Saturday, August 12, 2017

"Aspirin's 4000 Year History"

Not quite accurate, you need the acetyl group to make it easier on your tummy but still, the little miracle has been used for a while.

From Smithsonian, August 10: 
 
It’s 2000 B.C. and you have a headache. Grab the willow bark 
Aspirin may be one of Western medicine’s strongest connections to ancient remedies. On this day in 1897, a German chemist named Felix Hoffman created a chemically pure and stable form of salicylic acid–otherwise known as the active ingredient in aspirin, the drug which came to be produced by Bayer, the company he worked for. It introduced a new world of pain relief, one that relied on an age-old cure.
As Daniel R. Goldberg writes for Distillations, using salicylic acid as a pain reliever is something that goes back for thousands of years. Four thousand years ago, Sumerians wrote about how the willow tree could be used for pain relief. “Both Chinese and Greek civilizations employed willow bark for medical use more than 2,000 years ago, and the Chinese also used poplar bark and willow shoots to treat rheumatic fever, colds, hemorrhages and goiter,” he writes.

According to The Pharmaceutical Journal, willow bark was the first anti-inflammatory agent. After thousands of years of use, in 1763 The Royal Society in England published a report “detailing five years of experiments on the use of dried, powdered willow bark in curing fevers.” Its author, Edward Stone, described it as “very efficacious” in curing “ague,” as he termed it. Stone's research represented the first time that willow bark was written about in a Western medical journal.
After that, writes Goldberg, other scientists investigated willow bark’s properties.  The German chemist Johann B├╝chner isolated a promising compound in the 1820s, although it wasn’t chemically stable yet.
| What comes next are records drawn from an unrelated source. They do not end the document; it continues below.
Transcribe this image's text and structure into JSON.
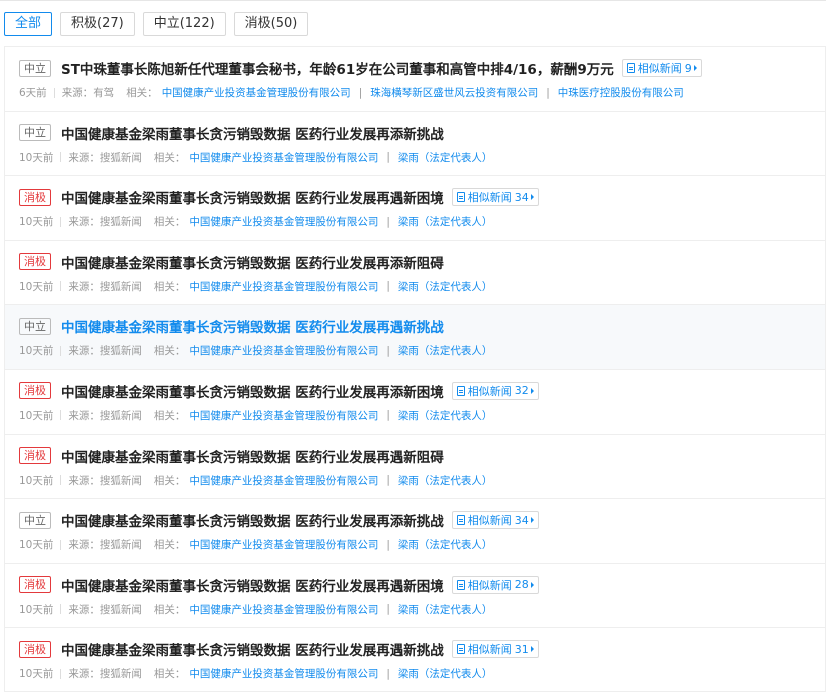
{
  "filters": [
    {
      "label": "全部",
      "active": true
    },
    {
      "label": "积极(27)",
      "active": false
    },
    {
      "label": "中立(122)",
      "active": false
    },
    {
      "label": "消极(50)",
      "active": false
    }
  ],
  "labels": {
    "source_prefix": "来源：",
    "related_prefix": "相关：",
    "similar_news": "相似新闻"
  },
  "colors": {
    "accent": "#128bed",
    "negative": "#e3393c",
    "neutral": "#999999"
  },
  "news": [
    {
      "tag": "中立",
      "tag_type": "neutral",
      "title": "ST中珠董事长陈旭新任代理董事会秘书，年龄61岁在公司董事和高管中排4/16，薪酬9万元",
      "similar_count": "9",
      "time": "6天前",
      "source": "有驾",
      "related": [
        "中国健康产业投资基金管理股份有限公司",
        "珠海横琴新区盛世风云投资有限公司",
        "中珠医疗控股股份有限公司"
      ]
    },
    {
      "tag": "中立",
      "tag_type": "neutral",
      "title": "中国健康基金梁雨董事长贪污销毁数据 医药行业发展再添新挑战",
      "similar_count": null,
      "time": "10天前",
      "source": "搜狐新闻",
      "related": [
        "中国健康产业投资基金管理股份有限公司",
        "梁雨（法定代表人）"
      ]
    },
    {
      "tag": "消极",
      "tag_type": "negative",
      "title": "中国健康基金梁雨董事长贪污销毁数据 医药行业发展再遇新困境",
      "similar_count": "34",
      "time": "10天前",
      "source": "搜狐新闻",
      "related": [
        "中国健康产业投资基金管理股份有限公司",
        "梁雨（法定代表人）"
      ]
    },
    {
      "tag": "消极",
      "tag_type": "negative",
      "title": "中国健康基金梁雨董事长贪污销毁数据 医药行业发展再添新阻碍",
      "similar_count": null,
      "time": "10天前",
      "source": "搜狐新闻",
      "related": [
        "中国健康产业投资基金管理股份有限公司",
        "梁雨（法定代表人）"
      ]
    },
    {
      "tag": "中立",
      "tag_type": "neutral",
      "title": "中国健康基金梁雨董事长贪污销毁数据 医药行业发展再遇新挑战",
      "similar_count": null,
      "time": "10天前",
      "source": "搜狐新闻",
      "hover": true,
      "related": [
        "中国健康产业投资基金管理股份有限公司",
        "梁雨（法定代表人）"
      ]
    },
    {
      "tag": "消极",
      "tag_type": "negative",
      "title": "中国健康基金梁雨董事长贪污销毁数据 医药行业发展再添新困境",
      "similar_count": "32",
      "time": "10天前",
      "source": "搜狐新闻",
      "related": [
        "中国健康产业投资基金管理股份有限公司",
        "梁雨（法定代表人）"
      ]
    },
    {
      "tag": "消极",
      "tag_type": "negative",
      "title": "中国健康基金梁雨董事长贪污销毁数据 医药行业发展再遇新阻碍",
      "similar_count": null,
      "time": "10天前",
      "source": "搜狐新闻",
      "related": [
        "中国健康产业投资基金管理股份有限公司",
        "梁雨（法定代表人）"
      ]
    },
    {
      "tag": "中立",
      "tag_type": "neutral",
      "title": "中国健康基金梁雨董事长贪污销毁数据 医药行业发展再添新挑战",
      "similar_count": "34",
      "time": "10天前",
      "source": "搜狐新闻",
      "related": [
        "中国健康产业投资基金管理股份有限公司",
        "梁雨（法定代表人）"
      ]
    },
    {
      "tag": "消极",
      "tag_type": "negative",
      "title": "中国健康基金梁雨董事长贪污销毁数据 医药行业发展再遇新困境",
      "similar_count": "28",
      "time": "10天前",
      "source": "搜狐新闻",
      "related": [
        "中国健康产业投资基金管理股份有限公司",
        "梁雨（法定代表人）"
      ]
    },
    {
      "tag": "消极",
      "tag_type": "negative",
      "title": "中国健康基金梁雨董事长贪污销毁数据 医药行业发展再遇新挑战",
      "similar_count": "31",
      "time": "10天前",
      "source": "搜狐新闻",
      "related": [
        "中国健康产业投资基金管理股份有限公司",
        "梁雨（法定代表人）"
      ]
    }
  ]
}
He named the yellow substance salicin, which is the Latin word for willow. Later chemists extracted salicylic acid from the bitter-tasting, needle-like crystals.
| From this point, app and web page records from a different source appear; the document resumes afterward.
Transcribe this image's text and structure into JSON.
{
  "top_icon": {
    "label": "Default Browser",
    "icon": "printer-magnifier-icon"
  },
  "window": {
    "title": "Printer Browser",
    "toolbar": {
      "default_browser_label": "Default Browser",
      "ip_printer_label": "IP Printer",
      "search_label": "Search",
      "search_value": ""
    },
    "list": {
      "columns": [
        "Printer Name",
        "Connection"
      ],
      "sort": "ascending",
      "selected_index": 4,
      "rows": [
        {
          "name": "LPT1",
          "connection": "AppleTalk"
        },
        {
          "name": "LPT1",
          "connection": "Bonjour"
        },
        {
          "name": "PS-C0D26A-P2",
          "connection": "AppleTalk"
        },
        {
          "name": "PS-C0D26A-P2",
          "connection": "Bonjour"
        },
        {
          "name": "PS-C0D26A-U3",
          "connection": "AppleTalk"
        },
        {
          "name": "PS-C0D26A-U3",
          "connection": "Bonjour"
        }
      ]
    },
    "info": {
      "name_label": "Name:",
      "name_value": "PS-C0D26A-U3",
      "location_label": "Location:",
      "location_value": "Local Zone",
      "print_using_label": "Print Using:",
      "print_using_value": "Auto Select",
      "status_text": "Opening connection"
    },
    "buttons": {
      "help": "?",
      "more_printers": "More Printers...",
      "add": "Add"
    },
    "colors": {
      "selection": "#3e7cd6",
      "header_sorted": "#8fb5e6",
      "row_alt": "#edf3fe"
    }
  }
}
However, there was a problem: salicylic acid causes gastrointestinal irritation....MORE